What the task requires = Produce a word-for-word copy of the data that follows, excluding images.

The data =
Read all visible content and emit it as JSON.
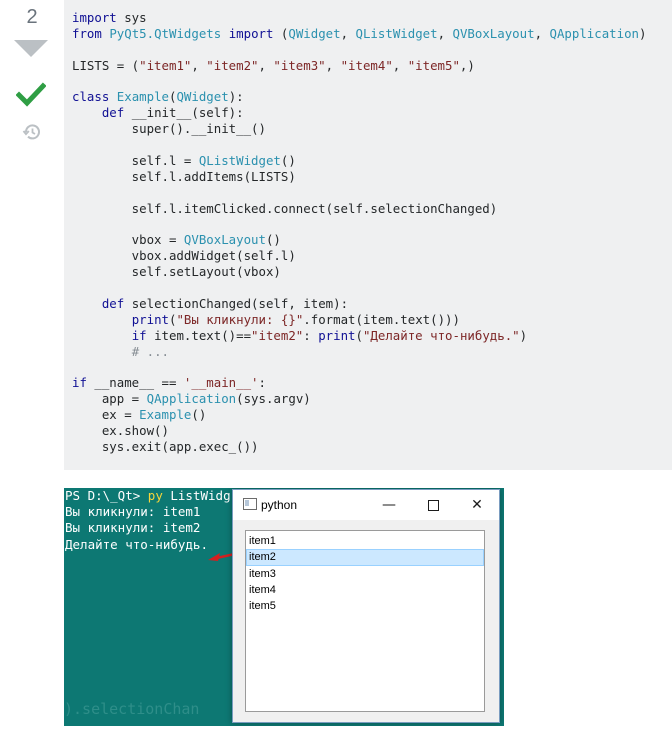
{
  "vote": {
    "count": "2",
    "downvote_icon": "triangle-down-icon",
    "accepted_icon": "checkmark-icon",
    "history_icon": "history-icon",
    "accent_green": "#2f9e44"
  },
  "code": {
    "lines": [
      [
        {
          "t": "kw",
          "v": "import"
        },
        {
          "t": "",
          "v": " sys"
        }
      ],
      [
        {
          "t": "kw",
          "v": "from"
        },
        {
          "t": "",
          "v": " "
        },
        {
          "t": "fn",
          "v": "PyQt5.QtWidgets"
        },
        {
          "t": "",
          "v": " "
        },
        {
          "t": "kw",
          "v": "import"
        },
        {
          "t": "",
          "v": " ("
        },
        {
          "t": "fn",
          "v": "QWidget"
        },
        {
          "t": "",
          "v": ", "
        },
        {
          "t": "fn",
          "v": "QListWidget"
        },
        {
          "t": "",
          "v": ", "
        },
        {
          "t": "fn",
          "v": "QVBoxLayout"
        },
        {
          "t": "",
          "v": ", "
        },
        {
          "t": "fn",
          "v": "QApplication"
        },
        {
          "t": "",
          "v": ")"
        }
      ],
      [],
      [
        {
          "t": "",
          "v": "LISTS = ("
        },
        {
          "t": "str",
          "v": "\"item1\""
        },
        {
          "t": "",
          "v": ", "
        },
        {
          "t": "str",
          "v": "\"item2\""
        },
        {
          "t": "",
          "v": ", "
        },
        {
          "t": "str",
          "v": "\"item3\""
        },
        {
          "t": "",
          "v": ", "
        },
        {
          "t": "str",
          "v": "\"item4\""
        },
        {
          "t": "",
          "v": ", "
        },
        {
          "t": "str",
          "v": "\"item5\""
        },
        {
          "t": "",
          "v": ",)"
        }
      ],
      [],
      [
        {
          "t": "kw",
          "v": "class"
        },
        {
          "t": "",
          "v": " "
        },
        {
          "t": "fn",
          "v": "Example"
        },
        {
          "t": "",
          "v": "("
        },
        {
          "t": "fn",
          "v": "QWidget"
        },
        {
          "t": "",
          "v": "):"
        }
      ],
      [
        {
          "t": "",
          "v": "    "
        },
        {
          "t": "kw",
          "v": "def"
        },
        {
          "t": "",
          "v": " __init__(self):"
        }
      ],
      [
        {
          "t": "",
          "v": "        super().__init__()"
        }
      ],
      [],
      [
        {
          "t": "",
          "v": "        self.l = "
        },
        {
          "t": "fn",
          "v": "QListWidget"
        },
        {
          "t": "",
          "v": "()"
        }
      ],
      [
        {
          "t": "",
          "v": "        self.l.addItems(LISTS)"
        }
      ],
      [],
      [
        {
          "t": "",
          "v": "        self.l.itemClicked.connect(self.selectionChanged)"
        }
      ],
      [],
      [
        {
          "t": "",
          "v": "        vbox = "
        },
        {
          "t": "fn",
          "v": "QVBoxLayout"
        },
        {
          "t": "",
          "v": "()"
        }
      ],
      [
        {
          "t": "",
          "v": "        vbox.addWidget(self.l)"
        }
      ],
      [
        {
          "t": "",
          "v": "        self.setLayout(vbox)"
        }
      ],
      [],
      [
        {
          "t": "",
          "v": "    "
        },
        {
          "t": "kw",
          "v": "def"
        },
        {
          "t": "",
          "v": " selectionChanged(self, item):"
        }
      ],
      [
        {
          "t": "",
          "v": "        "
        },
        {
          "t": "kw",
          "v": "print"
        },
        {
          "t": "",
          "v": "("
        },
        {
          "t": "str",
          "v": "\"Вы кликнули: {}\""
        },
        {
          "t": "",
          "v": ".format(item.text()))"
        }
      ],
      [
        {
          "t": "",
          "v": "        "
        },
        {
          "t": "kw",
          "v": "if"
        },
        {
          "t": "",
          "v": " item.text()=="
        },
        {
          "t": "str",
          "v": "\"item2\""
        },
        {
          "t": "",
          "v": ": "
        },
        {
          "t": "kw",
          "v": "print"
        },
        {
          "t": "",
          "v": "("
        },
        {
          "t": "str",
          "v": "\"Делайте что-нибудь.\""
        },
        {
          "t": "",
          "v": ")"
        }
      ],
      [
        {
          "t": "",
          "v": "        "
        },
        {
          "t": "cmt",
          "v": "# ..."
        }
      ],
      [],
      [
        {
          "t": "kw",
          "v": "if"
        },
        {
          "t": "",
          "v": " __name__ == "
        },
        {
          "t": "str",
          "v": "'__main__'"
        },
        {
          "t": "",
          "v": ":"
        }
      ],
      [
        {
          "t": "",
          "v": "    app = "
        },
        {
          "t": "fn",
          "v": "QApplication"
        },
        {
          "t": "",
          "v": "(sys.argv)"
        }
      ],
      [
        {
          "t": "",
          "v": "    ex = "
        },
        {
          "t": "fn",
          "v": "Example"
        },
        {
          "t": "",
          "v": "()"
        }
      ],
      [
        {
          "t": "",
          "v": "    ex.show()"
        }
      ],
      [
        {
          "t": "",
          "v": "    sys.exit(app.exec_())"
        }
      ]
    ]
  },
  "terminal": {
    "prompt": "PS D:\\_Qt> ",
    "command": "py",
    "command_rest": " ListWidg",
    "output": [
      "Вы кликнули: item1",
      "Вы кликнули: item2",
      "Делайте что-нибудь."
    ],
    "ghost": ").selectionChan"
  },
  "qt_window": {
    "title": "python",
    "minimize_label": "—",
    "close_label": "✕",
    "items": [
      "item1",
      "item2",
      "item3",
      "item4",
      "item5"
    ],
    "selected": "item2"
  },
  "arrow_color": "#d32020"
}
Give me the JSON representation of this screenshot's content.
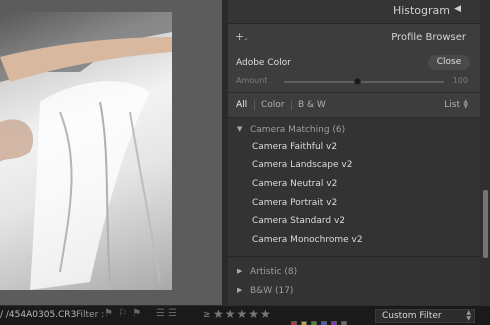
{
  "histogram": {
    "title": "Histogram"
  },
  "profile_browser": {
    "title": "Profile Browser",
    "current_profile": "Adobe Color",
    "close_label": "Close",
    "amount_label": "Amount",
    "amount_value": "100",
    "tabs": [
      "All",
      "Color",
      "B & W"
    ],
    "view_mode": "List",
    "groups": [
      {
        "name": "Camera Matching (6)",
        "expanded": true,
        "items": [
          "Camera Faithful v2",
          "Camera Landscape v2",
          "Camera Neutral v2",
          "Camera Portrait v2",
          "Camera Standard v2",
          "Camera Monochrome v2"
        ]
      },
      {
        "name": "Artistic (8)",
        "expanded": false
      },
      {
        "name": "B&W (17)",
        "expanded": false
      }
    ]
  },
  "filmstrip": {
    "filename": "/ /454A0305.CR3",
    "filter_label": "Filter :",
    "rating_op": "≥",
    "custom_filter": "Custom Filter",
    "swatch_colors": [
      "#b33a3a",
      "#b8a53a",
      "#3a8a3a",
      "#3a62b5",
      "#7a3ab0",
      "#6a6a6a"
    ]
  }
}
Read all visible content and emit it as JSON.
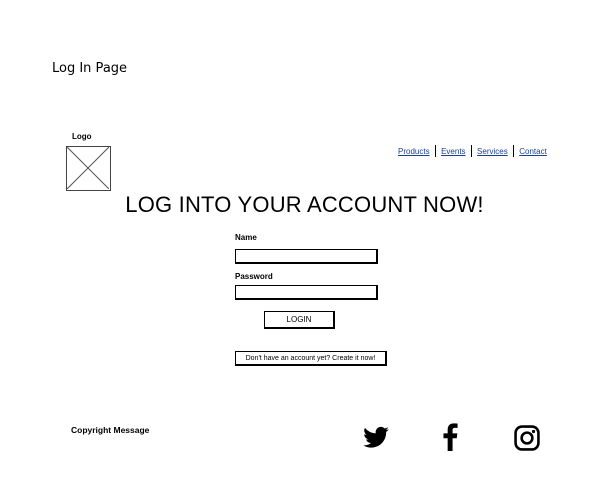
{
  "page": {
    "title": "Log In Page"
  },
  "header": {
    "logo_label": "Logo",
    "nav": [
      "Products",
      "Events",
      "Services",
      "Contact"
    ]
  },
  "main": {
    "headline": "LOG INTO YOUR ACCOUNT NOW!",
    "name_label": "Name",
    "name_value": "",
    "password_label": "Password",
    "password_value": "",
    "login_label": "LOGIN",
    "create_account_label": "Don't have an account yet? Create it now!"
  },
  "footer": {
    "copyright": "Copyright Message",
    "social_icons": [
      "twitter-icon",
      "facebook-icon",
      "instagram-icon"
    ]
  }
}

Answer section =
Read all visible content and emit it as JSON.
{
  "vote": {
    "count": "2",
    "downvote_icon": "triangle-down-icon",
    "accepted_icon": "checkmark-icon",
    "history_icon": "history-icon",
    "accent_green": "#2f9e44"
  },
  "code": {
    "lines": [
      [
        {
          "t": "kw",
          "v": "import"
        },
        {
          "t": "",
          "v": " sys"
        }
      ],
      [
        {
          "t": "kw",
          "v": "from"
        },
        {
          "t": "",
          "v": " "
        },
        {
          "t": "fn",
          "v": "PyQt5.QtWidgets"
        },
        {
          "t": "",
          "v": " "
        },
        {
          "t": "kw",
          "v": "import"
        },
        {
          "t": "",
          "v": " ("
        },
        {
          "t": "fn",
          "v": "QWidget"
        },
        {
          "t": "",
          "v": ", "
        },
        {
          "t": "fn",
          "v": "QListWidget"
        },
        {
          "t": "",
          "v": ", "
        },
        {
          "t": "fn",
          "v": "QVBoxLayout"
        },
        {
          "t": "",
          "v": ", "
        },
        {
          "t": "fn",
          "v": "QApplication"
        },
        {
          "t": "",
          "v": ")"
        }
      ],
      [],
      [
        {
          "t": "",
          "v": "LISTS = ("
        },
        {
          "t": "str",
          "v": "\"item1\""
        },
        {
          "t": "",
          "v": ", "
        },
        {
          "t": "str",
          "v": "\"item2\""
        },
        {
          "t": "",
          "v": ", "
        },
        {
          "t": "str",
          "v": "\"item3\""
        },
        {
          "t": "",
          "v": ", "
        },
        {
          "t": "str",
          "v": "\"item4\""
        },
        {
          "t": "",
          "v": ", "
        },
        {
          "t": "str",
          "v": "\"item5\""
        },
        {
          "t": "",
          "v": ",)"
        }
      ],
      [],
      [
        {
          "t": "kw",
          "v": "class"
        },
        {
          "t": "",
          "v": " "
        },
        {
          "t": "fn",
          "v": "Example"
        },
        {
          "t": "",
          "v": "("
        },
        {
          "t": "fn",
          "v": "QWidget"
        },
        {
          "t": "",
          "v": "):"
        }
      ],
      [
        {
          "t": "",
          "v": "    "
        },
        {
          "t": "kw",
          "v": "def"
        },
        {
          "t": "",
          "v": " __init__(self):"
        }
      ],
      [
        {
          "t": "",
          "v": "        super().__init__()"
        }
      ],
      [],
      [
        {
          "t": "",
          "v": "        self.l = "
        },
        {
          "t": "fn",
          "v": "QListWidget"
        },
        {
          "t": "",
          "v": "()"
        }
      ],
      [
        {
          "t": "",
          "v": "        self.l.addItems(LISTS)"
        }
      ],
      [],
      [
        {
          "t": "",
          "v": "        self.l.itemClicked.connect(self.selectionChanged)"
        }
      ],
      [],
      [
        {
          "t": "",
          "v": "        vbox = "
        },
        {
          "t": "fn",
          "v": "QVBoxLayout"
        },
        {
          "t": "",
          "v": "()"
        }
      ],
      [
        {
          "t": "",
          "v": "        vbox.addWidget(self.l)"
        }
      ],
      [
        {
          "t": "",
          "v": "        self.setLayout(vbox)"
        }
      ],
      [],
      [
        {
          "t": "",
          "v": "    "
        },
        {
          "t": "kw",
          "v": "def"
        },
        {
          "t": "",
          "v": " selectionChanged(self, item):"
        }
      ],
      [
        {
          "t": "",
          "v": "        "
        },
        {
          "t": "kw",
          "v": "print"
        },
        {
          "t": "",
          "v": "("
        },
        {
          "t": "str",
          "v": "\"Вы кликнули: {}\""
        },
        {
          "t": "",
          "v": ".format(item.text()))"
        }
      ],
      [
        {
          "t": "",
          "v": "        "
        },
        {
          "t": "kw",
          "v": "if"
        },
        {
          "t": "",
          "v": " item.text()=="
        },
        {
          "t": "str",
          "v": "\"item2\""
        },
        {
          "t": "",
          "v": ": "
        },
        {
          "t": "kw",
          "v": "print"
        },
        {
          "t": "",
          "v": "("
        },
        {
          "t": "str",
          "v": "\"Делайте что-нибудь.\""
        },
        {
          "t": "",
          "v": ")"
        }
      ],
      [
        {
          "t": "",
          "v": "        "
        },
        {
          "t": "cmt",
          "v": "# ..."
        }
      ],
      [],
      [
        {
          "t": "kw",
          "v": "if"
        },
        {
          "t": "",
          "v": " __name__ == "
        },
        {
          "t": "str",
          "v": "'__main__'"
        },
        {
          "t": "",
          "v": ":"
        }
      ],
      [
        {
          "t": "",
          "v": "    app = "
        },
        {
          "t": "fn",
          "v": "QApplication"
        },
        {
          "t": "",
          "v": "(sys.argv)"
        }
      ],
      [
        {
          "t": "",
          "v": "    ex = "
        },
        {
          "t": "fn",
          "v": "Example"
        },
        {
          "t": "",
          "v": "()"
        }
      ],
      [
        {
          "t": "",
          "v": "    ex.show()"
        }
      ],
      [
        {
          "t": "",
          "v": "    sys.exit(app.exec_())"
        }
      ]
    ]
  },
  "terminal": {
    "prompt": "PS D:\\_Qt> ",
    "command": "py",
    "command_rest": " ListWidg",
    "output": [
      "Вы кликнули: item1",
      "Вы кликнули: item2",
      "Делайте что-нибудь."
    ],
    "ghost": ").selectionChan"
  },
  "qt_window": {
    "title": "python",
    "minimize_label": "—",
    "close_label": "✕",
    "items": [
      "item1",
      "item2",
      "item3",
      "item4",
      "item5"
    ],
    "selected": "item2"
  },
  "arrow_color": "#d32020"
}
Give me the JSON representation of this screenshot's content.
{
  "histogram": {
    "title": "Histogram"
  },
  "profile_browser": {
    "title": "Profile Browser",
    "current_profile": "Adobe Color",
    "close_label": "Close",
    "amount_label": "Amount",
    "amount_value": "100",
    "tabs": [
      "All",
      "Color",
      "B & W"
    ],
    "view_mode": "List",
    "groups": [
      {
        "name": "Camera Matching (6)",
        "expanded": true,
        "items": [
          "Camera Faithful v2",
          "Camera Landscape v2",
          "Camera Neutral v2",
          "Camera Portrait v2",
          "Camera Standard v2",
          "Camera Monochrome v2"
        ]
      },
      {
        "name": "Artistic (8)",
        "expanded": false
      },
      {
        "name": "B&W (17)",
        "expanded": false
      }
    ]
  },
  "filmstrip": {
    "filename": "/ /454A0305.CR3",
    "filter_label": "Filter :",
    "rating_op": "≥",
    "custom_filter": "Custom Filter",
    "swatch_colors": [
      "#b33a3a",
      "#b8a53a",
      "#3a8a3a",
      "#3a62b5",
      "#7a3ab0",
      "#6a6a6a"
    ]
  }
}
Read all visible content and emit it as JSON.
{
  "page": {
    "title": "Log In Page"
  },
  "header": {
    "logo_label": "Logo",
    "nav": [
      "Products",
      "Events",
      "Services",
      "Contact"
    ]
  },
  "main": {
    "headline": "LOG INTO YOUR ACCOUNT NOW!",
    "name_label": "Name",
    "name_value": "",
    "password_label": "Password",
    "password_value": "",
    "login_label": "LOGIN",
    "create_account_label": "Don't have an account yet? Create it now!"
  },
  "footer": {
    "copyright": "Copyright Message",
    "social_icons": [
      "twitter-icon",
      "facebook-icon",
      "instagram-icon"
    ]
  }
}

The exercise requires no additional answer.